**Problem to work on**
Write the entries out again exactly as they stand, but without the pictures.

**Material for this exercise**

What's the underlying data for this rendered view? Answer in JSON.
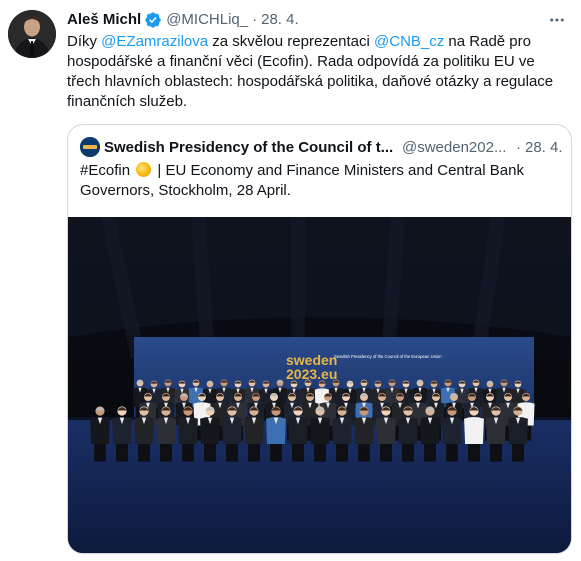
{
  "tweet": {
    "author_name": "Aleš Michl",
    "handle": "@MICHLiq_",
    "separator": "·",
    "date": "28. 4.",
    "text_1": "Díky ",
    "mention_1": "@EZamrazilova",
    "text_2": " za skvělou reprezentaci ",
    "mention_2": "@CNB_cz",
    "text_3": " na Radě pro hospodářské a finanční věci (Ecofin). Rada odpovídá za politiku EU ve třech hlavních oblastech: hospodářská politika, daňové otázky a regulace finančních služeb."
  },
  "quote": {
    "author_name": "Swedish Presidency of the Council of t...",
    "handle": "@sweden202...",
    "separator": "·",
    "date": "28. 4.",
    "hashtag": "#Ecofin",
    "coin_icon": "coin-icon",
    "text": " | EU Economy and Finance Ministers and Central Bank Governors, Stockholm, 28 April.",
    "backdrop_logo_line1": "sweden",
    "backdrop_logo_line2": "2023.eu",
    "backdrop_caption": "Swedish Presidency of the Council of the European Union"
  },
  "colors": {
    "accent": "#1d9bf0",
    "text": "#0f1419",
    "muted": "#536471",
    "border": "#cfd9de",
    "backdrop": "#203a78",
    "logo_gold": "#e7b64b"
  }
}
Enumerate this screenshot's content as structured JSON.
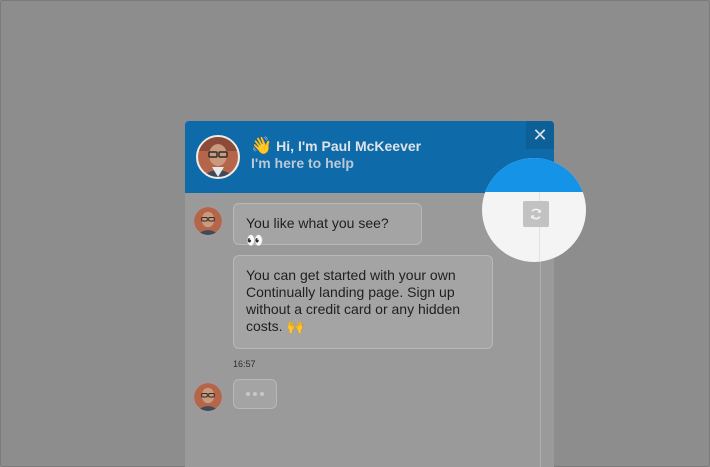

**Reply**
What's the underlying data for this rendered view? Answer in JSON.
{
  "tweet": {
    "author_name": "Aleš Michl",
    "handle": "@MICHLiq_",
    "separator": "·",
    "date": "28. 4.",
    "text_1": "Díky ",
    "mention_1": "@EZamrazilova",
    "text_2": " za skvělou reprezentaci ",
    "mention_2": "@CNB_cz",
    "text_3": " na Radě pro hospodářské a finanční věci (Ecofin). Rada odpovídá za politiku EU ve třech hlavních oblastech: hospodářská politika, daňové otázky a regulace finančních služeb."
  },
  "quote": {
    "author_name": "Swedish Presidency of the Council of t...",
    "handle": "@sweden202...",
    "separator": "·",
    "date": "28. 4.",
    "hashtag": "#Ecofin",
    "coin_icon": "coin-icon",
    "text": " | EU Economy and Finance Ministers and Central Bank Governors, Stockholm, 28 April.",
    "backdrop_logo_line1": "sweden",
    "backdrop_logo_line2": "2023.eu",
    "backdrop_caption": "Swedish Presidency of the Council of the European Union"
  },
  "colors": {
    "accent": "#1d9bf0",
    "text": "#0f1419",
    "muted": "#536471",
    "border": "#cfd9de",
    "backdrop": "#203a78",
    "logo_gold": "#e7b64b"
  }
}
Enumerate this screenshot's content as structured JSON.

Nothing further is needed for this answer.